The IPv6 Address Types There are three basic IPv6 address types: Unicast – A unicast address is the most common form of an IP address and is assigned to one network interface We already learn IPv4 unicast addresses. An IPv6 unicast address uniquely identifies an interface on an IPv6-enabled device. For communication over IPv6, source IPv6 […]
IPv6 addresses are 128 bits in length and represented as eight groups of four hexadecimal digits each, each group representing 16 bits. The address can be written in either lowercase or uppercase. Preferred Format As we know that IPv6 address is 128 bit and in 8 groups so the preferred format for writing an IPv6 address […]
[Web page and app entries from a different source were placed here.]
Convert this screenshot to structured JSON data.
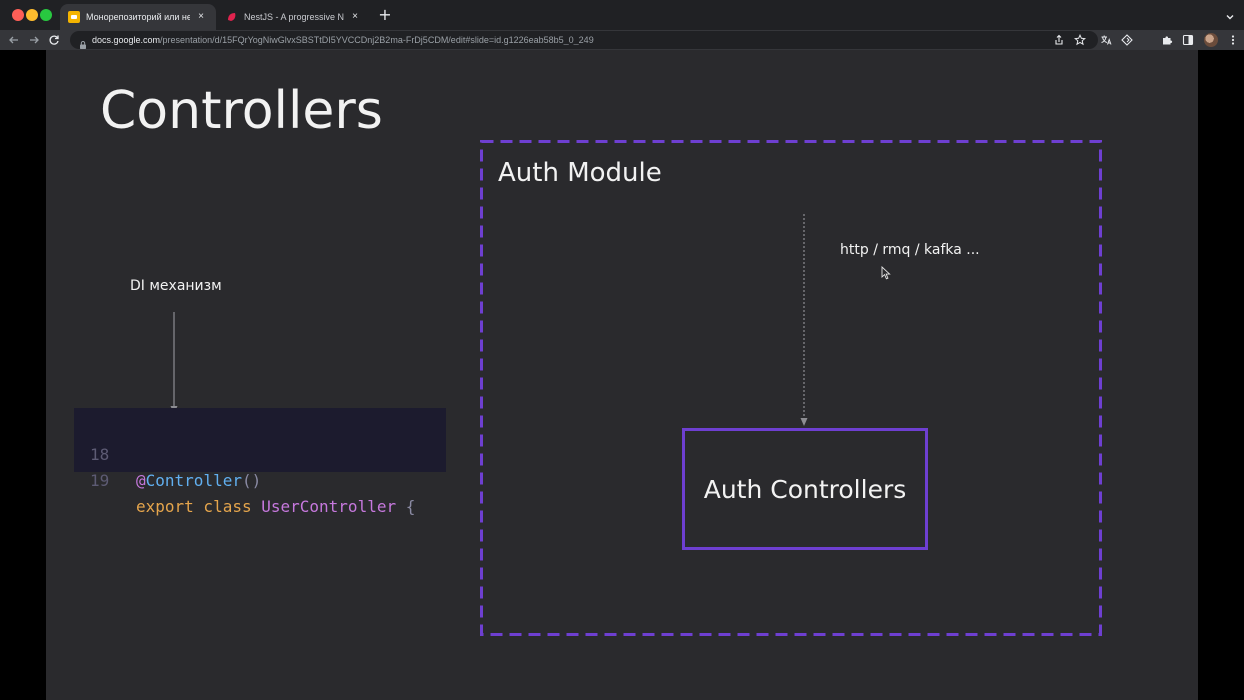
{
  "browser": {
    "tabs": [
      {
        "title": "Монорепозиторий или нет - ",
        "active": true,
        "favicon": "google-slides-icon",
        "favicon_color": "#f4b400"
      },
      {
        "title": "NestJS - A progressive Node.js",
        "active": false,
        "favicon": "nestjs-icon",
        "favicon_color": "#e0234e"
      }
    ],
    "new_tab_symbol": "+",
    "url": {
      "host": "docs.google.com",
      "path": "/presentation/d/15FQrYogNiwGlvxSBSTtDI5YVCCDnj2B2ma-FrDj5CDM/edit#slide=id.g1226eab58b5_0_249"
    }
  },
  "slide": {
    "title": "Controllers",
    "di_label": "DI механизм",
    "code": {
      "lines": [
        {
          "number": "18",
          "at": "@",
          "decorator": "Controller",
          "parens": "()"
        },
        {
          "number": "19",
          "keywords": "export class ",
          "class_name": "UserController",
          "brace": " {"
        }
      ]
    },
    "module_label": "Auth Module",
    "transport_label": "http / rmq /  kafka ...",
    "controllers_label": "Auth Controllers"
  },
  "colors": {
    "slide_background": "#2a2a2d",
    "accent_purple": "#6e3fd1",
    "code_background": "#1c1b2e",
    "text": "#f2f2f2"
  }
}
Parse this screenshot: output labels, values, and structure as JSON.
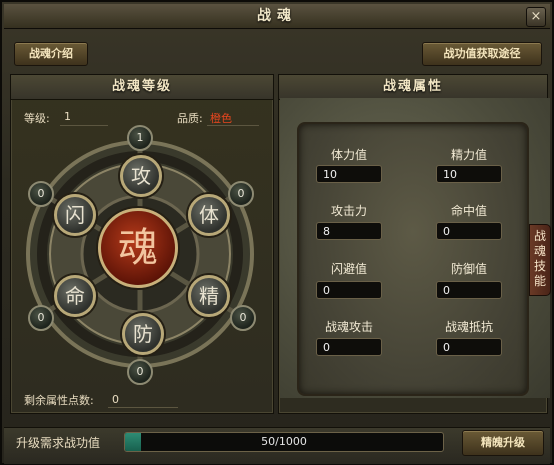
{
  "window": {
    "title": "战魂",
    "close_glyph": "×"
  },
  "toolbar": {
    "intro_button": "战魂介绍",
    "acquire_button": "战功值获取途径"
  },
  "level_panel": {
    "title": "战魂等级",
    "level_label": "等级:",
    "level_value": "1",
    "quality_label": "品质:",
    "quality_value": "橙色",
    "quality_color": "#e8461e",
    "remaining_label": "剩余属性点数:",
    "remaining_value": "0",
    "center_glyph": "魂",
    "orbs": [
      {
        "name": "攻",
        "count": "1"
      },
      {
        "name": "体",
        "count": "0"
      },
      {
        "name": "精",
        "count": "0"
      },
      {
        "name": "防",
        "count": "0"
      },
      {
        "name": "命",
        "count": "0"
      },
      {
        "name": "闪",
        "count": "0"
      }
    ]
  },
  "attr_panel": {
    "title": "战魂属性",
    "attributes": [
      {
        "label": "体力值",
        "value": "10"
      },
      {
        "label": "精力值",
        "value": "10"
      },
      {
        "label": "攻击力",
        "value": "8"
      },
      {
        "label": "命中值",
        "value": "0"
      },
      {
        "label": "闪避值",
        "value": "0"
      },
      {
        "label": "防御值",
        "value": "0"
      },
      {
        "label": "战魂攻击",
        "value": "0"
      },
      {
        "label": "战魂抵抗",
        "value": "0"
      }
    ]
  },
  "side_tab": {
    "label": "战魂技能"
  },
  "footer": {
    "label": "升级需求战功值",
    "progress_text": "50/1000",
    "progress_fraction": 0.05,
    "button_label": "精魄升级"
  }
}
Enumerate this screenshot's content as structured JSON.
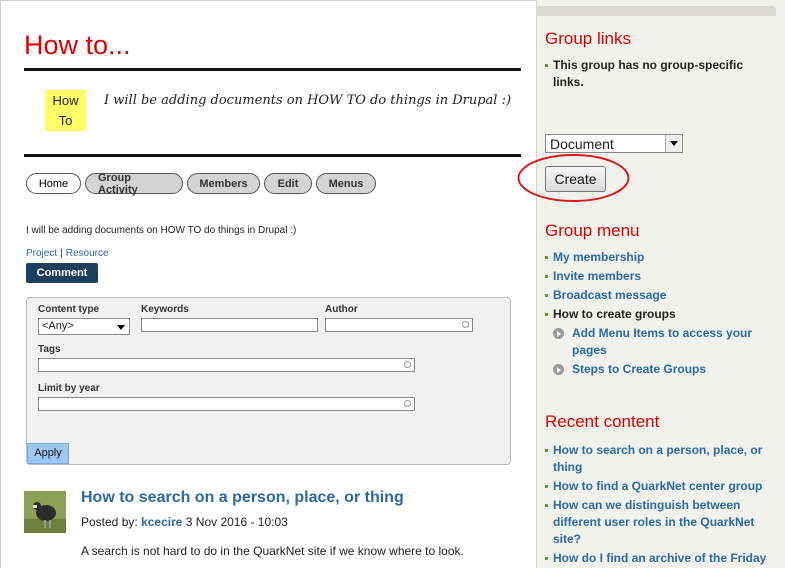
{
  "page": {
    "title": "How to...",
    "logo_line1": "How",
    "logo_line2": "To",
    "intro_italic": "I will be adding documents on HOW TO do things in Drupal :)",
    "tabs": [
      {
        "label": "Home",
        "active": true
      },
      {
        "label": "Group Activity"
      },
      {
        "label": "Members"
      },
      {
        "label": "Edit"
      },
      {
        "label": "Menus"
      }
    ],
    "description": "I will be adding documents on HOW TO do things in Drupal :)",
    "link_project": "Project",
    "link_resource": "Resource",
    "comment_label": "Comment"
  },
  "filters": {
    "content_type_label": "Content type",
    "content_type_value": "<Any>",
    "keywords_label": "Keywords",
    "author_label": "Author",
    "tags_label": "Tags",
    "limit_label": "Limit by year",
    "apply_label": "Apply"
  },
  "post": {
    "title": "How to search on a person, place, or thing",
    "posted_by": "Posted by:",
    "author": "kcecire",
    "date": "3 Nov 2016 - 10:03",
    "body": "A search is not hard to do in the QuarkNet site if we know where to look."
  },
  "sidebar": {
    "group_links_title": "Group links",
    "group_links_text": "This group has no group-specific links.",
    "doc_select_value": "Document",
    "create_label": "Create",
    "group_menu_title": "Group menu",
    "group_menu": [
      "My membership",
      "Invite members",
      "Broadcast message",
      "How to create groups"
    ],
    "group_submenu": [
      "Add Menu Items to access your pages",
      "Steps to Create Groups"
    ],
    "recent_title": "Recent content",
    "recent": [
      "How to search on a person, place, or thing",
      "How to find a QuarkNet center group",
      "How can we distinguish between different user roles in the QuarkNet site?",
      "How do I find an archive of the Friday"
    ]
  },
  "colors": {
    "title_red": "#e10000",
    "link_blue": "#2a6aa5",
    "comment_bg": "#1d3f5e",
    "apply_bg": "#9cc9f2",
    "highlight_yellow": "#ffff66",
    "annotation_red": "#d81c1c"
  }
}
With a growing Internet population, a limited IPv4 address space, issues with NAT and an Internet of Everything, the time has come to begin the transition to IPv6. But due to the size of the Internet, it is not possible to migrate IPv4 addresses to IPv6 addresses in a synchronized manner. Because some IPv4 addresses […]
It’s a well-known fact that the Internet is growing at an astronomical speed due to the flexibility of its design. The devices we want to communicate with has grown from a collection of static devices to mobile devices mostly connected on the internet. The IP version currently used in the internet and networks is IP […]
There are many addresses that are used for special purposes. Just like the network address and broadcast address that cannot be assigned to hosts. There are many special addresses that can be allotted to hosts, but with limitations on how those hosts can interact within the network. Loopback addresses (127.0.0.0 /8 or 127.0.0.1 to 127.255.255.254) […]
As we learn that all IP addresses have a network and host portion. In classful addressing, the network portion ends on one of the splitting dots in the address. On the other words, Classful addressing divides an IP address into the Network portion and Host portions along octet boundaries. Classful address uses a fixed subnet mask which is /8, /16 […]
In 1981, classful addressing, formally adopted as part of the Internet Protocol (IP) in RFC 790, was the Internet’s first major addressing scheme. The IP address was 32 bits in size, just as today, but was managed considerably differently. There were three address classes to chose from A, B, or C, corresponding to 8-bit, 16-bit, or 24-bit […]
Public IP addresses A public IP address is an IP address that is assigned to a network devices, host and servers to allow direct access to the Internet. Different type of servers like a web server, email server and any server device directly accessible from the Internet are using public IP addresses. A public IP […]
The Cisco Certified Network Associate – Routing and Switching (CCNA – Routing and Switching ) certification title has become the leading entry level network certification. The Cisco Certified Network Associate (Routing and Switching) certification was developed by Cisco to test the knowledge of candidate at networking at entry level. The CCNA – Routing and Switching certification analyzes the candidate’s ability to install, configure, operate, and troubleshoot medium-size networks.
The exam is scheduled for 120 minutes and has 50-60 questions on it. The people whose language is not English can get additional 30 mints.
During the exam, no outside reference materials are allowed for candidates. The following topics are general guidelines for the content. In order to improve reflect the contents of the exam and for clarity purposes, the below guidelines may change at any time without notice.
- Operation of IP Data Networks
- LAN Switching Technologies
- IP addressing (IPv4/IPv6)
- IP Routing Technologies
- IP Services
- Network Device Security
- WAN Technologies
CCNA Routing and Switching certification have many advantages to the employee and employer. These include future-proofing and greater utilization of network capabilities resulting in increased employee productivity and an improved ROI on network investments. The employees get training on the newest hardware and software. So when the employers get a chance to upgrade their hardware and software, their employees will have the tools and skills to hit the ground running when new projects begin.
The CCNA Routing and Switching certification is valid for three years at such time, you will need to recertify.